Knowing where population growth is taking place is essential for projecting demand for infrastructure and public services. It can also be a window into what kinds of communities people prefer, though a cloudy one. Where people actually settle depends on much more than what they say they want. Housing supply, energy prices, tax policy, and other factors all affect the availability and cost of housing and, as a result, where people end up living.

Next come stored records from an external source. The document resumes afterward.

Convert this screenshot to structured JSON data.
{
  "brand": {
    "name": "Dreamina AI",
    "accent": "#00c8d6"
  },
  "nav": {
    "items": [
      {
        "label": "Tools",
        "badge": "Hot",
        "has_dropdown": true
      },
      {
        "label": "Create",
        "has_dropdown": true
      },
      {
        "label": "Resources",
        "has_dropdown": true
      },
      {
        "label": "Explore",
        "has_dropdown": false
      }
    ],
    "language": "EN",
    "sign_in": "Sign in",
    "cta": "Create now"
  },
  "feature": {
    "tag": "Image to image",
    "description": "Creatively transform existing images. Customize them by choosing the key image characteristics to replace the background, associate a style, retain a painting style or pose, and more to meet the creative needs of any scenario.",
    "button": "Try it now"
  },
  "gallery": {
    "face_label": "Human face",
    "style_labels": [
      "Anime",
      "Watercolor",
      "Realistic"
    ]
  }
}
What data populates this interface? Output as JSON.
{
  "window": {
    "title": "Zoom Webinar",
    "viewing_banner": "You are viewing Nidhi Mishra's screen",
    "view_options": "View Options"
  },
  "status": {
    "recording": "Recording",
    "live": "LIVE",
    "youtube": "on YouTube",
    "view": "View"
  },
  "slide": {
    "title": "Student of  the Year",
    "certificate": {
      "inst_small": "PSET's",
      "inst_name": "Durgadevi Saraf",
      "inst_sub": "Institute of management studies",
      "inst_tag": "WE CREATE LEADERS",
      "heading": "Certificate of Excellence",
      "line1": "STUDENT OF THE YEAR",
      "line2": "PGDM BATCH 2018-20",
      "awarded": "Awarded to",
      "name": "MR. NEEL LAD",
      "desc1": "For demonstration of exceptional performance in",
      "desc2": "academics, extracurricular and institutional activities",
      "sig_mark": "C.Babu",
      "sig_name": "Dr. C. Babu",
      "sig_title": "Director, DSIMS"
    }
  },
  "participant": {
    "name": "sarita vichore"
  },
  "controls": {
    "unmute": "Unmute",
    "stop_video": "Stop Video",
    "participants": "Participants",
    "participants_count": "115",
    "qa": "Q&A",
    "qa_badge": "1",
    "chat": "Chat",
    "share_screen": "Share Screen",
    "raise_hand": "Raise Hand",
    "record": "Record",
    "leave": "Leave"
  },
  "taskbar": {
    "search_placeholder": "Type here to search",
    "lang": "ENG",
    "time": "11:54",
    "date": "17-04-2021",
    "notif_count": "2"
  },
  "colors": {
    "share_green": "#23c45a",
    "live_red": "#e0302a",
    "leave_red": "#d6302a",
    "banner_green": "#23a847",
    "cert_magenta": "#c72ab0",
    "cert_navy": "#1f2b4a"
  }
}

In recent years, pinpointing where the U.S. population is growing has been particularly contentious, tangled up in the housing bubble and its aftermath. The housing bubble fueled construction and population growth in the suburbs and beyond, while, at the bubble’s height, the most urban counties actually lost population in absolute terms. After the bubble burst, growth returned to the highest-density counties, and, in 2011, the highest-density quartile of counties was the fastest growing. In the post-bubble years (2006-2013), urban population growth accelerated while suburban population growth slowed compared with the bubble and its run-up (2000-2006). That lends support to the view that America was seeing a permanent shift toward more urban living. Read More